| Task instructions |
The full set of entries below must be returned exactly as shown.

| Source records |
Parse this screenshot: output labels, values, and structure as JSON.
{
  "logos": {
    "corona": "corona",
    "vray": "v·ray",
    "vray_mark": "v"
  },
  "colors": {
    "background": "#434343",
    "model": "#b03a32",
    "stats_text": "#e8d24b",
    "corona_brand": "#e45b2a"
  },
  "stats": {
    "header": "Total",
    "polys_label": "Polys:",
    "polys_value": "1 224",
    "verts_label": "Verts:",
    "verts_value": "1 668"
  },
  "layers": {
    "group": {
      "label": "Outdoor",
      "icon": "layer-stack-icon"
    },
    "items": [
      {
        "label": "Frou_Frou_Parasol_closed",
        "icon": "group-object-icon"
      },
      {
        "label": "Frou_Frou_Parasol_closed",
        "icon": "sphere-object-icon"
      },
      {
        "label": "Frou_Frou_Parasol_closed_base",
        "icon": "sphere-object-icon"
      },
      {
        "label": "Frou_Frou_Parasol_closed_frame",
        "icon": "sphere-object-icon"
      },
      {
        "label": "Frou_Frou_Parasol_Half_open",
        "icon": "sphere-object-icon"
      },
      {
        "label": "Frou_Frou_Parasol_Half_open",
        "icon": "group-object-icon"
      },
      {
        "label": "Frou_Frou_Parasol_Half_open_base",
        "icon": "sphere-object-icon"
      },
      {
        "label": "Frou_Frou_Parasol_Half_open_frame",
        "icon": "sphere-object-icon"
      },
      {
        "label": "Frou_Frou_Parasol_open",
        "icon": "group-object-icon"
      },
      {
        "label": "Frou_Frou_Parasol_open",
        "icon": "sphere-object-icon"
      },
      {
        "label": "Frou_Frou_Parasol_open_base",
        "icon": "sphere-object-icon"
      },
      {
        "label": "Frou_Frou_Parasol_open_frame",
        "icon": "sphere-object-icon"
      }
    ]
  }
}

| Task output |
Parse this screenshot: output labels, values, and structure as JSON.
{
  "logos": {
    "corona": "corona",
    "vray": "v·ray",
    "vray_mark": "v"
  },
  "colors": {
    "background": "#434343",
    "model": "#b03a32",
    "stats_text": "#e8d24b",
    "corona_brand": "#e45b2a"
  },
  "stats": {
    "header": "Total",
    "polys_label": "Polys:",
    "polys_value": "1 224",
    "verts_label": "Verts:",
    "verts_value": "1 668"
  },
  "layers": {
    "group": {
      "label": "Outdoor",
      "icon": "layer-stack-icon"
    },
    "items": [
      {
        "label": "Frou_Frou_Parasol_closed",
        "icon": "group-object-icon"
      },
      {
        "label": "Frou_Frou_Parasol_closed",
        "icon": "sphere-object-icon"
      },
      {
        "label": "Frou_Frou_Parasol_closed_base",
        "icon": "sphere-object-icon"
      },
      {
        "label": "Frou_Frou_Parasol_closed_frame",
        "icon": "sphere-object-icon"
      },
      {
        "label": "Frou_Frou_Parasol_Half_open",
        "icon": "sphere-object-icon"
      },
      {
        "label": "Frou_Frou_Parasol_Half_open",
        "icon": "group-object-icon"
      },
      {
        "label": "Frou_Frou_Parasol_Half_open_base",
        "icon": "sphere-object-icon"
      },
      {
        "label": "Frou_Frou_Parasol_Half_open_frame",
        "icon": "sphere-object-icon"
      },
      {
        "label": "Frou_Frou_Parasol_open",
        "icon": "group-object-icon"
      },
      {
        "label": "Frou_Frou_Parasol_open",
        "icon": "sphere-object-icon"
      },
      {
        "label": "Frou_Frou_Parasol_open_base",
        "icon": "sphere-object-icon"
      },
      {
        "label": "Frou_Frou_Parasol_open_frame",
        "icon": "sphere-object-icon"
      }
    ]
  }
}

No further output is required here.